Level 200: Backup and Restore with Failback for Analytics Workload


  • Randy DeFauw, Principal Solutions Architect
  • Neelam Koshiya, Senior Solutions Architect


In this module, you will go through the Backup and Restore Disaster Recovery (DR) strategy for an analytics workload. To learn more about this DR strategy, you can review this Disaster Recovery blog .

The workload includes streaming ingest and batch processing.

Big Data Workload

In a nutshell, there are three primary data stores, Amazon Simple Storage Service (Amazon S3) , Amazon DynamoDB , and the AWS Glue catalog. The AWS Glue catalog only receives new partitions as updates, and we use a AWS Lambda function to create those when new partitions land in S3. One S3 bucket is receiving streaming data, and another is receiving the output of a nightly batch processing job. Both buckets use S3 cross-region replication (CRR) to replicate to the backup region. We use DynamoDB point-in-time-recovery (PITR) to handle the database.

In terms of RTO, the failover process involves detecting the failure, deploying the rest of the infrastructure in the backup region, and switching the AWS Global Accelerator endpoint for data producers. That entire process can be done in as little as 10 minutes once you make the decision to fail over.

For RPO, you will lose whatever data your producers were trying to send to the endpoint from the time it became unhealthy to the time the failover completed. You may also lose some data in the original region that was not successfully replicated by S3 cross-region replication or by DynamoDB point-in-time recovery.

To configure the infrastructure and deploy the application, we will use AWS CloudFormation . CloudFormation is an easy way to speed up cloud provisioning with infrastructure as code.

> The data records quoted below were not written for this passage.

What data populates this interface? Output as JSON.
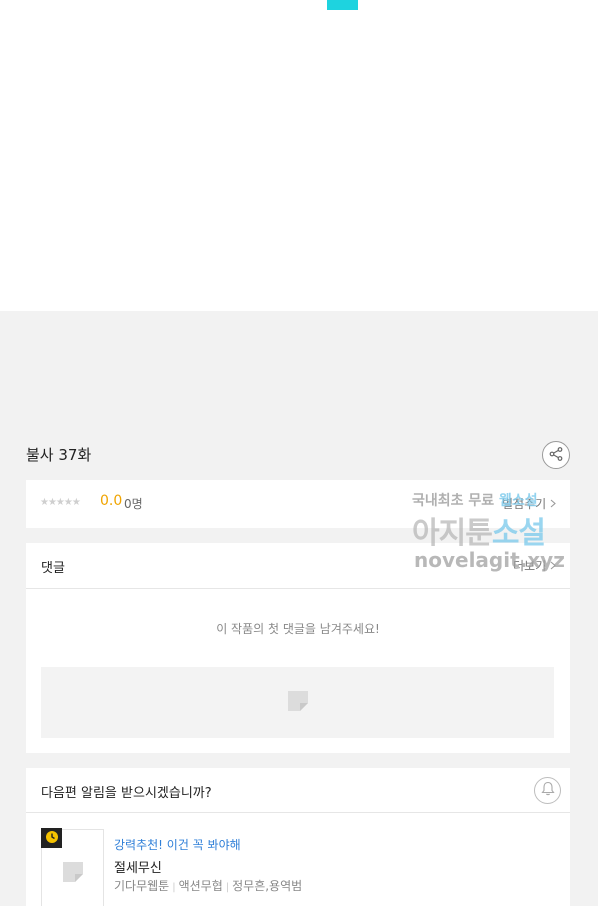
{
  "episode": {
    "title": "불사 37화"
  },
  "rating": {
    "stars": "★★★★★",
    "score": "0.0",
    "count": "0명",
    "rate_link": "별점주기"
  },
  "comments": {
    "title": "댓글",
    "more": "더보기",
    "empty_message": "이 작품의 첫 댓글을 남겨주세요!"
  },
  "notify": {
    "question": "다음편 알림을 받으시겠습니까?",
    "recommend_label": "강력추천! 이건 꼭 봐야해",
    "recommend_title": "절세무신",
    "genre1": "기다무웹툰",
    "genre2": "액션무협",
    "authors": "정무흔,용역범"
  },
  "watermark": {
    "line1_a": "국내최초 무료 ",
    "line1_b": "웹소설",
    "line2_a": "아지툰",
    "line2_b": "소설",
    "line3": "novelagit.xyz"
  },
  "colors": {
    "accent_cyan": "#1ed3df",
    "score": "#f0a400",
    "link_blue": "#2f7fd8"
  },
  "icons": [
    "share-icon",
    "chevron-right-icon",
    "image-placeholder-icon",
    "bell-icon",
    "clock-icon"
  ]
}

This workshop takes about two hours to complete. Prior experience with the AWS Console and Linux command line are helpful but not required. You should also have basic familiarity with batch and stream processing architectures on AWS.